The American Civil Liberties Union (ACLU) of Nevada is calling on Clark County Sheriff Joseph Lombardo to stop honoring “detainers” from Immigration and Customs Enforcement in light of a new court ruling on their constitutionality.
The U.S. District Court for the Central District of California ruled Sept. 27 that ICE detainers violate the Fourth Amendment’s requirement that arrests must be made with a judicial warrant and probable cause. The ACLU’s letter Friday requested Metro inform the organization by Oct. 25 whether police will stop adhering to the detainers.
"It's time for this practice to stop,” ACLU of Nevada Legal Director Sherrie Royster said in a statement. “Nevada law does not authorize the LVMPD or any other local law enforcement agency to make arrests for civil immigration purposes, and the Constitution protects everyone from unlawful detention."
Detainers are requests from Immigration and Customs Enforcement (ICE) for jails to keep people behind bars for longer than they otherwise would be held for the underlying local charges that triggered their arrest. The hold gives ICE agents a chance to take custody of the person in a controlled environment and transfer them to immigration detention and await deportation proceedings.
The ruling imposes a “permanent injunction enjoining ICE from issuing detainers to state and local law enforcement agencies in states where there is no explicit state statute authorizing civil immigration arrests on detainers.”
With this injunction, any detainers sent from the Central District of California — which includes several major Southern California counties including Los Angeles and Orange — to any state without a state statute authorizing arrests for civil immigration are prohibited. Nevada does not currently have a state statute for civil immigration arrests and is no longer able to legally follow ICE detainers, the letter says.
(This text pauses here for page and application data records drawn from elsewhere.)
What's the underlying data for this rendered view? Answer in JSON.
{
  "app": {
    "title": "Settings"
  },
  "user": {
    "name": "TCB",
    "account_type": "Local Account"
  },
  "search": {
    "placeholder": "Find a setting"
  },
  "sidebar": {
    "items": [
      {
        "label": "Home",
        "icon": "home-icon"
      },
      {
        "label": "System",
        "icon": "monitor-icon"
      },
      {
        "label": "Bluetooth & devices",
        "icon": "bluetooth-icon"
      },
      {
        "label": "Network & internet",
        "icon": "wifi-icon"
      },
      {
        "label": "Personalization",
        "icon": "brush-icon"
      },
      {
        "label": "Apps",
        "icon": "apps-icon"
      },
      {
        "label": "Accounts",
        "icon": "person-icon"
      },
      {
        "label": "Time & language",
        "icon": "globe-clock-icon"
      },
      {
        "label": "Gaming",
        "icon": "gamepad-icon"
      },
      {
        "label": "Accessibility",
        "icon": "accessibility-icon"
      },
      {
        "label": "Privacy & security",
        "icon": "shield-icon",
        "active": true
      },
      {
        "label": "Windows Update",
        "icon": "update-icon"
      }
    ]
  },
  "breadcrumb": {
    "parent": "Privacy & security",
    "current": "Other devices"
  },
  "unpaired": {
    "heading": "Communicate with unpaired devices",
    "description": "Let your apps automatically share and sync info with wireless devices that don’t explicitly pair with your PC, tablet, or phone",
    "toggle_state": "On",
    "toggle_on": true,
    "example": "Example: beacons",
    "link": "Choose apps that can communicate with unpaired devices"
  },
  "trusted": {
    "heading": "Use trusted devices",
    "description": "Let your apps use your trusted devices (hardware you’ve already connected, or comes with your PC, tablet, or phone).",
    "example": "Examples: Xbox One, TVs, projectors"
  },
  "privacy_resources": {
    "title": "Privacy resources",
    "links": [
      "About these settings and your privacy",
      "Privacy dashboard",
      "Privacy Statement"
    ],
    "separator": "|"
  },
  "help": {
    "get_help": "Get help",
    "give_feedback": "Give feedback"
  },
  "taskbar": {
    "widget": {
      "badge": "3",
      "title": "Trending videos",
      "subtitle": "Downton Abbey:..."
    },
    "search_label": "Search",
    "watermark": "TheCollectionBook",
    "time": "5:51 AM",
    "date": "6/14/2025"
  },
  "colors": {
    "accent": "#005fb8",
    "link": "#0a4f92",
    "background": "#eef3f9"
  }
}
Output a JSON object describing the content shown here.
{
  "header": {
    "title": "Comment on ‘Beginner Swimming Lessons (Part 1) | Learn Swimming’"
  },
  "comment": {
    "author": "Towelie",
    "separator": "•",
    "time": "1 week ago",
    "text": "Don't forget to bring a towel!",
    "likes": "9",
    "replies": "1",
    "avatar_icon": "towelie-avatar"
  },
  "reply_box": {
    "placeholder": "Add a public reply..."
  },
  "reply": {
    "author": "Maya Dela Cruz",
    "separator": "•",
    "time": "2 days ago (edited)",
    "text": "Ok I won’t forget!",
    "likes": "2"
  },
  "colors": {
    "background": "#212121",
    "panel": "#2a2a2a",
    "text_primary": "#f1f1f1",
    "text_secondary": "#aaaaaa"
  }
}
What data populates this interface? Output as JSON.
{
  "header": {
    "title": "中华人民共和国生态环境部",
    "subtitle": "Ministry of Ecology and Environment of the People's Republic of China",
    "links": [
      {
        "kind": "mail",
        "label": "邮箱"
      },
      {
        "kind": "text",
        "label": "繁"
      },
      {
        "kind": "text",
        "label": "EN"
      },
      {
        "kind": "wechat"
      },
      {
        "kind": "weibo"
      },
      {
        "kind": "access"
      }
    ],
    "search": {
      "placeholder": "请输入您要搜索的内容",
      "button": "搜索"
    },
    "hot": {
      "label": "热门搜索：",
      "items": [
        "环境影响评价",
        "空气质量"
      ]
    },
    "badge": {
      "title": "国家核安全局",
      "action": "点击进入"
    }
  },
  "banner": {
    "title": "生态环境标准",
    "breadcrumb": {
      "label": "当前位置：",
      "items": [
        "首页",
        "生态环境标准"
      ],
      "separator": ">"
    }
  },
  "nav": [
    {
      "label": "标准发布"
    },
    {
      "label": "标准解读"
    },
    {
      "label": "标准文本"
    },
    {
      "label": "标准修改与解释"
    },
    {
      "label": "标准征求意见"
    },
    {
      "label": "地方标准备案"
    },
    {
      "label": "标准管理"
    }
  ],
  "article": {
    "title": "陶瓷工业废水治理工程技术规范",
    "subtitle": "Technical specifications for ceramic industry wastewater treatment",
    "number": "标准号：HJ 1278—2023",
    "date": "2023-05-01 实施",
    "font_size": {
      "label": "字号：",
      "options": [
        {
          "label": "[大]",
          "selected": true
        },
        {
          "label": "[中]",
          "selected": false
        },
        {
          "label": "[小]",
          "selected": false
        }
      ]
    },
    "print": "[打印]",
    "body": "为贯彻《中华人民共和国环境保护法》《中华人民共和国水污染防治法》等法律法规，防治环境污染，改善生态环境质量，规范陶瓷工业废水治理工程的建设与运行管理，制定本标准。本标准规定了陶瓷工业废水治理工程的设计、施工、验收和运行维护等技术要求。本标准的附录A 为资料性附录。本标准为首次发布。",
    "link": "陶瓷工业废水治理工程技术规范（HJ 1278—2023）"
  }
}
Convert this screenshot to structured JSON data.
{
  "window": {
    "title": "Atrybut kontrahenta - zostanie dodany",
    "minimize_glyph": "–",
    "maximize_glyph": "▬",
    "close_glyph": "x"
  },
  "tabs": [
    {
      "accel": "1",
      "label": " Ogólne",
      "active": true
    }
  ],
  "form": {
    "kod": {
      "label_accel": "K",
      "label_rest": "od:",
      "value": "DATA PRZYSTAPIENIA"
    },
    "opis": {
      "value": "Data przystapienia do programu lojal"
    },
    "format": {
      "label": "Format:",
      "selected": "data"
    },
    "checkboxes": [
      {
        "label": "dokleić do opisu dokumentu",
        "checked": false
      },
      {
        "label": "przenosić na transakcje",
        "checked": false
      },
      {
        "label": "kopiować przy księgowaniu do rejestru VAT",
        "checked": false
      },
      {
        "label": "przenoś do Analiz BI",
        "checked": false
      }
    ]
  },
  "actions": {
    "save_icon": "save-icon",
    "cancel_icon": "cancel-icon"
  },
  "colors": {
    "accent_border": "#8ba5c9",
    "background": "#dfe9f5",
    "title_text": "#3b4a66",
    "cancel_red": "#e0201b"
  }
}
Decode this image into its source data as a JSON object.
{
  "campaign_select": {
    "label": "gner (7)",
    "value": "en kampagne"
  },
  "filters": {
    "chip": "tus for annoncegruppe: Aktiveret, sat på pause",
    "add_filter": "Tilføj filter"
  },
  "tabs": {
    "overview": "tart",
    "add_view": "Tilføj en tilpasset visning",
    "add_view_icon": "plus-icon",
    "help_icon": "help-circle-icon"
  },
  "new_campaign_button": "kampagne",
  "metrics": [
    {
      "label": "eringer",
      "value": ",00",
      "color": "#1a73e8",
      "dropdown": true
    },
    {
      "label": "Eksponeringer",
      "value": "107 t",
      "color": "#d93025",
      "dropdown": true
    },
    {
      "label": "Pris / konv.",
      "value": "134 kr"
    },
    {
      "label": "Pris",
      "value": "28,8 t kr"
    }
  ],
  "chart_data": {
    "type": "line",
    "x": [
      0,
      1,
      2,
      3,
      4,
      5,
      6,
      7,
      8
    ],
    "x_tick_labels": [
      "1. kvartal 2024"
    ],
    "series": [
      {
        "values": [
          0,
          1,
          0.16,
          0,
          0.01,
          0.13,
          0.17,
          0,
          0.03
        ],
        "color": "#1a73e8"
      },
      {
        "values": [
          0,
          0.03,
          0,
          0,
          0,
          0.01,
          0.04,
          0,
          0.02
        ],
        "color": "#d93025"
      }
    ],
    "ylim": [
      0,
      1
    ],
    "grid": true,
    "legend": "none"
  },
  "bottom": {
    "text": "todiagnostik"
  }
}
“When LVMPD continues to maintain custody of an individual solely on the basis of an ICE detainer, this act constitutes a new ‘arrest’ under the Fourth Amendment of the U.S. Constitution,” Royster wrote in the letter.
While Metro has an agreement with ICE through the 287(g) program, the ACLU argued that the compact does not give the police immunity for holding individuals on ICE detainers because it only authorizes non-federal law enforcement to enforce immigration “to the extent consistent with state and local law.”
Metro officials did not immediately respond to an after-hours email seeking comment on the situation.